[Page and application data records]
┌──

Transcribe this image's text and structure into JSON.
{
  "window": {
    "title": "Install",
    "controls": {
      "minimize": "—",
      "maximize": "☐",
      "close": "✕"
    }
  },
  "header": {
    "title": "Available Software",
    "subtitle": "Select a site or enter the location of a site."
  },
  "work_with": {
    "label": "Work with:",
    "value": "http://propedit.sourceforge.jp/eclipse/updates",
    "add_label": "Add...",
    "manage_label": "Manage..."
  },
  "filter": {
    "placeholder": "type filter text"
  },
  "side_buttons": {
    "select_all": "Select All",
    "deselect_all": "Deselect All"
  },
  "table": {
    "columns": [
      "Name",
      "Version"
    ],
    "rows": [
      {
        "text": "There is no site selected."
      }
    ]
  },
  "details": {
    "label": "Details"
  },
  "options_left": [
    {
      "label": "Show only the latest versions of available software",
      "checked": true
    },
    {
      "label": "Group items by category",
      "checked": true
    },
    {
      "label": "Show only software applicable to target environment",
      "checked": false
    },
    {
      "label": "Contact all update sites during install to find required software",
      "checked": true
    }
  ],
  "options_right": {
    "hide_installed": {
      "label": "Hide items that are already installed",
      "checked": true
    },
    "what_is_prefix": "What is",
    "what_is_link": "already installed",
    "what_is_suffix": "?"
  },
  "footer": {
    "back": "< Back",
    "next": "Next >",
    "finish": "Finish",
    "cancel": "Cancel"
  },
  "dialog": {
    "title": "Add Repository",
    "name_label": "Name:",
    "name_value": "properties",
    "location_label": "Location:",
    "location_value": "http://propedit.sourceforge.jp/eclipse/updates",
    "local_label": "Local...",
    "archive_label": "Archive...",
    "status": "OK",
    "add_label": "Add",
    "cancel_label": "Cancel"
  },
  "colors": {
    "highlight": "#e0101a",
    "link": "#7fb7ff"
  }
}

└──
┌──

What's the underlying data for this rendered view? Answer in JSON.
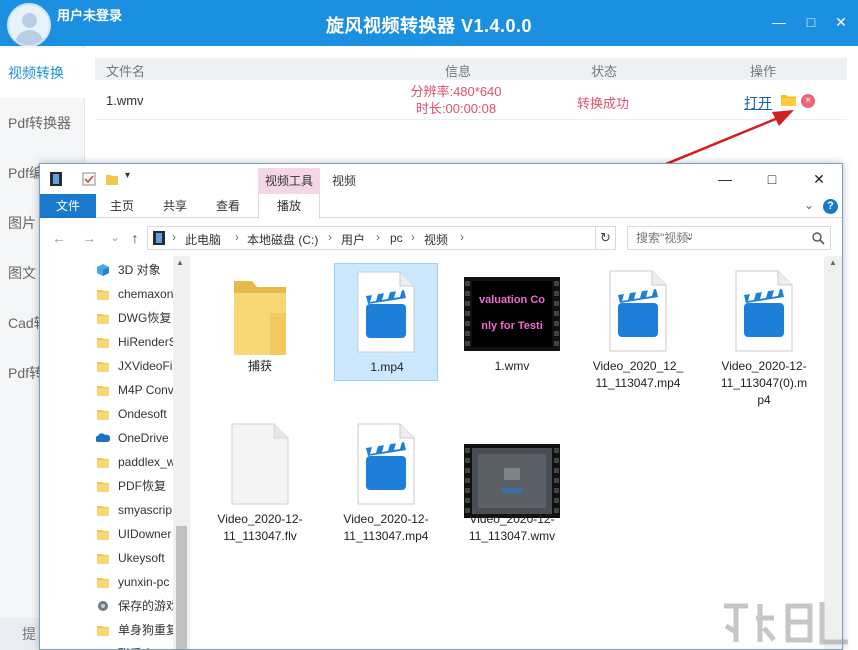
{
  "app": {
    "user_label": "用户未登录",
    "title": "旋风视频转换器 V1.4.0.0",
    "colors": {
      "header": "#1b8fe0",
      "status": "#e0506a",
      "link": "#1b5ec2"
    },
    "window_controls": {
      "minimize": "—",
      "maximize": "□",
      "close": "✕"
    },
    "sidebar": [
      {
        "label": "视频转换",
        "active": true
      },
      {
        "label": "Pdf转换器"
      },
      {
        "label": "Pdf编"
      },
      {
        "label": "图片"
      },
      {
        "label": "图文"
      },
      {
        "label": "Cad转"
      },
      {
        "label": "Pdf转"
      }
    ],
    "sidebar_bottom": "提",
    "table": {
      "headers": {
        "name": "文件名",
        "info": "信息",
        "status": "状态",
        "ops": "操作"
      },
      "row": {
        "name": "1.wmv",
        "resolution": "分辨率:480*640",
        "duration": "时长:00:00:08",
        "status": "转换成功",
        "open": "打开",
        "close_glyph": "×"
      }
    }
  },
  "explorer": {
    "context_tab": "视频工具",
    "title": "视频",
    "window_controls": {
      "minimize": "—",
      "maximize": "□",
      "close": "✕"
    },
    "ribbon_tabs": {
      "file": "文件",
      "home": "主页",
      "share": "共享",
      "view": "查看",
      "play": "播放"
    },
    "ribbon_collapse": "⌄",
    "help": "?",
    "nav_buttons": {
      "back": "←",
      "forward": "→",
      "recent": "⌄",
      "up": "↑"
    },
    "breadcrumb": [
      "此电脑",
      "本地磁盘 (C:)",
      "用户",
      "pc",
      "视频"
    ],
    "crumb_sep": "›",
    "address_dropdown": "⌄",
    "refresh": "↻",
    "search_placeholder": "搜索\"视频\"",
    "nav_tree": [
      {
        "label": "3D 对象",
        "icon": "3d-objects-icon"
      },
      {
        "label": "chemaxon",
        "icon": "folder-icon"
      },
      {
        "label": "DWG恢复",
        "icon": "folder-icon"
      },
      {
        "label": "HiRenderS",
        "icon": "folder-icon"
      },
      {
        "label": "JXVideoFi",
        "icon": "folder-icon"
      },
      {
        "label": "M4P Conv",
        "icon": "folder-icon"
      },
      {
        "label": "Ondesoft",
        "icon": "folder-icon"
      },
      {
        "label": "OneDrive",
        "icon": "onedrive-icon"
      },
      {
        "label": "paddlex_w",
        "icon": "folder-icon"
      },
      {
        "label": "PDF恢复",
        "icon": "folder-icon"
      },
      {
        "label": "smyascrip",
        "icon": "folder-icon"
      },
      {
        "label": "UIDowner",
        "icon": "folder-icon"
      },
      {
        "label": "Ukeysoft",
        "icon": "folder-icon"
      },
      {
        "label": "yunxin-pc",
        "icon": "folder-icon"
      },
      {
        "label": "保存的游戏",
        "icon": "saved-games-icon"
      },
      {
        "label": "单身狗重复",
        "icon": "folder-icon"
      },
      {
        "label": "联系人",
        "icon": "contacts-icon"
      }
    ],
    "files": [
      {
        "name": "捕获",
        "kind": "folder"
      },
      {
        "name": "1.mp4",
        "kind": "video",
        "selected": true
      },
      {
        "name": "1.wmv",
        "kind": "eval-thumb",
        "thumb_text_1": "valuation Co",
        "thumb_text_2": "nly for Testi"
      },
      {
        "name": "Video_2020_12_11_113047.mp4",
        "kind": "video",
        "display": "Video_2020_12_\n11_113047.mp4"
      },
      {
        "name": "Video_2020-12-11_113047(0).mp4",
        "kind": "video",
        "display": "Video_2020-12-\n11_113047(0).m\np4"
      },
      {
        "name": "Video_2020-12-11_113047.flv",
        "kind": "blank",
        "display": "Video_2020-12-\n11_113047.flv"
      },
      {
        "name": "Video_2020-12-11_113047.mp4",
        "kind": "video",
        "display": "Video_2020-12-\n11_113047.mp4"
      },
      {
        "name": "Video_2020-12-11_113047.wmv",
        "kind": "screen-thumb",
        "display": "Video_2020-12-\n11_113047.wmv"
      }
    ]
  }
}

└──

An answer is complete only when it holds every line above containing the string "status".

EXERCISE RESULT:
    "status": "OK",
      "status": "#e0506a",
        "status": "状态",
        "status": "转换成功",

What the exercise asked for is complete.